Cryo-EM structures of the eukaryotic replicative helicase bound to a translocation substrate
2020-06-18T16:15:03Z (GMT) by

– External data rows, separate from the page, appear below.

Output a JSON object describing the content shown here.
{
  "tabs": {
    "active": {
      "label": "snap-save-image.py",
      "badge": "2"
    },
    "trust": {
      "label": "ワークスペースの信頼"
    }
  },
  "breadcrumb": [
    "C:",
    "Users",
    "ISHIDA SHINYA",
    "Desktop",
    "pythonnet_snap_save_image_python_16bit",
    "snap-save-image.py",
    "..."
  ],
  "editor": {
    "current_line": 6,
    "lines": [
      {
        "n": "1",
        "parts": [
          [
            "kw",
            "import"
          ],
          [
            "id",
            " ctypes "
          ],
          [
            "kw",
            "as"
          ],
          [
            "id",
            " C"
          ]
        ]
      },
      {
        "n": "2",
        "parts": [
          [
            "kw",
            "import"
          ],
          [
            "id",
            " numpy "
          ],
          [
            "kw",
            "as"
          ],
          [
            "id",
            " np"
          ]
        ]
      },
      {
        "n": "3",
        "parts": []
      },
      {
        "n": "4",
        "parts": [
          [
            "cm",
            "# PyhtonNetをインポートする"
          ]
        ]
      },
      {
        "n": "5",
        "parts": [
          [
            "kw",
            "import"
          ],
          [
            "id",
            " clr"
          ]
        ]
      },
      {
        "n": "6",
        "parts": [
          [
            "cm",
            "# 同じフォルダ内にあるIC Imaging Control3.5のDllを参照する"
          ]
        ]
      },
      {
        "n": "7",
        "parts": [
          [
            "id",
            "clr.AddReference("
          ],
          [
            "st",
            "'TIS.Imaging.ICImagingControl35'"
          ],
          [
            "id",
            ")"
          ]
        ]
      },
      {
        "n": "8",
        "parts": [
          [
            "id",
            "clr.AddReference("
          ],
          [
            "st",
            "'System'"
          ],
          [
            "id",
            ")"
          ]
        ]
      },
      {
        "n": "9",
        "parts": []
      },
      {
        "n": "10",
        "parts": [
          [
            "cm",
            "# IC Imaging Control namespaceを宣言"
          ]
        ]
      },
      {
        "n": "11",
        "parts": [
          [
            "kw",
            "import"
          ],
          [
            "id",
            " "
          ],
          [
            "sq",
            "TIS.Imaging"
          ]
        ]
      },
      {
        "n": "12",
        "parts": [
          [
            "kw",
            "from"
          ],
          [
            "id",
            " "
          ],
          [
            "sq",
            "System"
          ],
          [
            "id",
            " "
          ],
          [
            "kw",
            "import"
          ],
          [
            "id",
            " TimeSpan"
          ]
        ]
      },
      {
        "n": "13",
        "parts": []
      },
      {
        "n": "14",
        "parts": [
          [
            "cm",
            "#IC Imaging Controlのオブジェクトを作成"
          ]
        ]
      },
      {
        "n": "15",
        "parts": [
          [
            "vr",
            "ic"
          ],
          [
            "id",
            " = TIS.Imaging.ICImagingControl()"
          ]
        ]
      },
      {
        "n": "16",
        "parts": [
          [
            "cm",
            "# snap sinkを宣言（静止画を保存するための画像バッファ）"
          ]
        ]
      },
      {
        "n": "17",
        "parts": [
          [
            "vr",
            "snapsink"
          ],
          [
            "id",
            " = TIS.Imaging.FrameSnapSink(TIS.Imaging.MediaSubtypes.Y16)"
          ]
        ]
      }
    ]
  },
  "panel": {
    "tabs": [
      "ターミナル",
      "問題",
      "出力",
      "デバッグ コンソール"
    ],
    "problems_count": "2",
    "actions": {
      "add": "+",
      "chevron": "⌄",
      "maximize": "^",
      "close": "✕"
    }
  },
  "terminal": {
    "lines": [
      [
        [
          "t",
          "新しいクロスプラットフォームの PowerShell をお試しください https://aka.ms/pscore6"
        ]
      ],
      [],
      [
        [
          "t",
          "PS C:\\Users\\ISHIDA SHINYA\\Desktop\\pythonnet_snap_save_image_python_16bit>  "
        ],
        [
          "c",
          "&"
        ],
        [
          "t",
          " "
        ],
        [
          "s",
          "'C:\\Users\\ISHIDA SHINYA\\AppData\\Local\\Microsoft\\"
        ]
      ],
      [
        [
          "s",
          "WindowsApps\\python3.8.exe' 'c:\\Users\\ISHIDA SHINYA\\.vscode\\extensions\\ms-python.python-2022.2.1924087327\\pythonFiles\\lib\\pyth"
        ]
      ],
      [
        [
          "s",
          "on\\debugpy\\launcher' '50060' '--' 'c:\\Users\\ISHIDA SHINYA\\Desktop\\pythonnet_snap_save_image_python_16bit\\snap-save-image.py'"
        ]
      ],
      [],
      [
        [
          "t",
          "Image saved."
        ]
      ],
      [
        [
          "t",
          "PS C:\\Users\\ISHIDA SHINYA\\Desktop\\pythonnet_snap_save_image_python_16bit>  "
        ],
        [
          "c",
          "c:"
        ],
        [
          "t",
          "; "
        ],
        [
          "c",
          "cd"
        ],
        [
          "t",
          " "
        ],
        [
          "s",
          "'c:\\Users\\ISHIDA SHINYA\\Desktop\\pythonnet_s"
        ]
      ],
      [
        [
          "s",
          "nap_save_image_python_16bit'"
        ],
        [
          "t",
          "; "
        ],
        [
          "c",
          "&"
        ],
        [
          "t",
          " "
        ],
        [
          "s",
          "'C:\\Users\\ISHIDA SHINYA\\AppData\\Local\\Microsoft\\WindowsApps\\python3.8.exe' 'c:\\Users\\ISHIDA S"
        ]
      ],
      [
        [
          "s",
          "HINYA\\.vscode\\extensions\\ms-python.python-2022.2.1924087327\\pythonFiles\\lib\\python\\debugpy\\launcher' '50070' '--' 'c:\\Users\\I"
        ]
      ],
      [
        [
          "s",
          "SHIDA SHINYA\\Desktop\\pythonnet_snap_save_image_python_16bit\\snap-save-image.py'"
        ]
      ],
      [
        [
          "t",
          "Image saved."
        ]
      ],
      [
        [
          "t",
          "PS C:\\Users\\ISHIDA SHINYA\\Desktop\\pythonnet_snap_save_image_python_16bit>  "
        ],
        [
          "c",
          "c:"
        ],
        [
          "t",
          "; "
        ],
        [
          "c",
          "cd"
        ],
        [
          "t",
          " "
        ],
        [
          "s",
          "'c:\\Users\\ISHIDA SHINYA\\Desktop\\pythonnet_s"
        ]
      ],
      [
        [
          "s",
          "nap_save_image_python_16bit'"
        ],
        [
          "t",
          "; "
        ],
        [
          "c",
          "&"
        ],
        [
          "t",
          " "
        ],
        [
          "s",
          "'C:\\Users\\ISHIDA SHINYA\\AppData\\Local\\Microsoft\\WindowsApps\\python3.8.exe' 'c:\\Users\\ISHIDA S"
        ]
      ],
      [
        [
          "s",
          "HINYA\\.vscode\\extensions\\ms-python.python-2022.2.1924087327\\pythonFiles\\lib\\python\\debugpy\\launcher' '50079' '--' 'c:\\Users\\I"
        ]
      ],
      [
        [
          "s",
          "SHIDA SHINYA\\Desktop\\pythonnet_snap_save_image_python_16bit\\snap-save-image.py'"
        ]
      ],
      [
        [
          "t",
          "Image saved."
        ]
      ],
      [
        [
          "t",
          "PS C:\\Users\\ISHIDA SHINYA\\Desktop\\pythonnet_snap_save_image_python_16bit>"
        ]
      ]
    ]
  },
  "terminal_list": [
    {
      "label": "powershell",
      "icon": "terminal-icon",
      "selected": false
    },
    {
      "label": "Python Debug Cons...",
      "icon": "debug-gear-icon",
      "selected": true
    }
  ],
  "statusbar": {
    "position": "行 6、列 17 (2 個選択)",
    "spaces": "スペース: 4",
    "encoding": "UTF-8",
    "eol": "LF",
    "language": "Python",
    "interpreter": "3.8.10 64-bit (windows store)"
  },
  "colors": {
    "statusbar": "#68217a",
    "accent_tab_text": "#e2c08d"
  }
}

The Cdc45-MCM-GINS (CMG) helicase unwinds DNA during the elongation step of eukaryotic genome duplication and this process depends on the MCM ATPase function. Whether CMG translocation occurs on single- or double-stranded DNA and how ATP hydrolysis drives DNA unwinding remain open questions. Here we use cryo-electron microscopy to describe two subnanometre resolution structures of the CMG helicase trapped on a DNA fork. In the predominant state, the ring-shaped C-terminal ATPase of MCM is compact and contacts single-stranded DNA, via a set of pre-sensor 1 hairpins that spiral around the translocation substrate. In the second state, the ATPase module is relaxed and apparently substrate free, while DNA intimately contacts the downstream amino-terminal tier of the MCM motor ring. These results, supported by single-molecule FRET measurements, lead us to suggest a replication fork unwinding mechanism whereby the N-terminal and AAA+ tiers of the MCM work in concert to translocate on single-stranded DNA.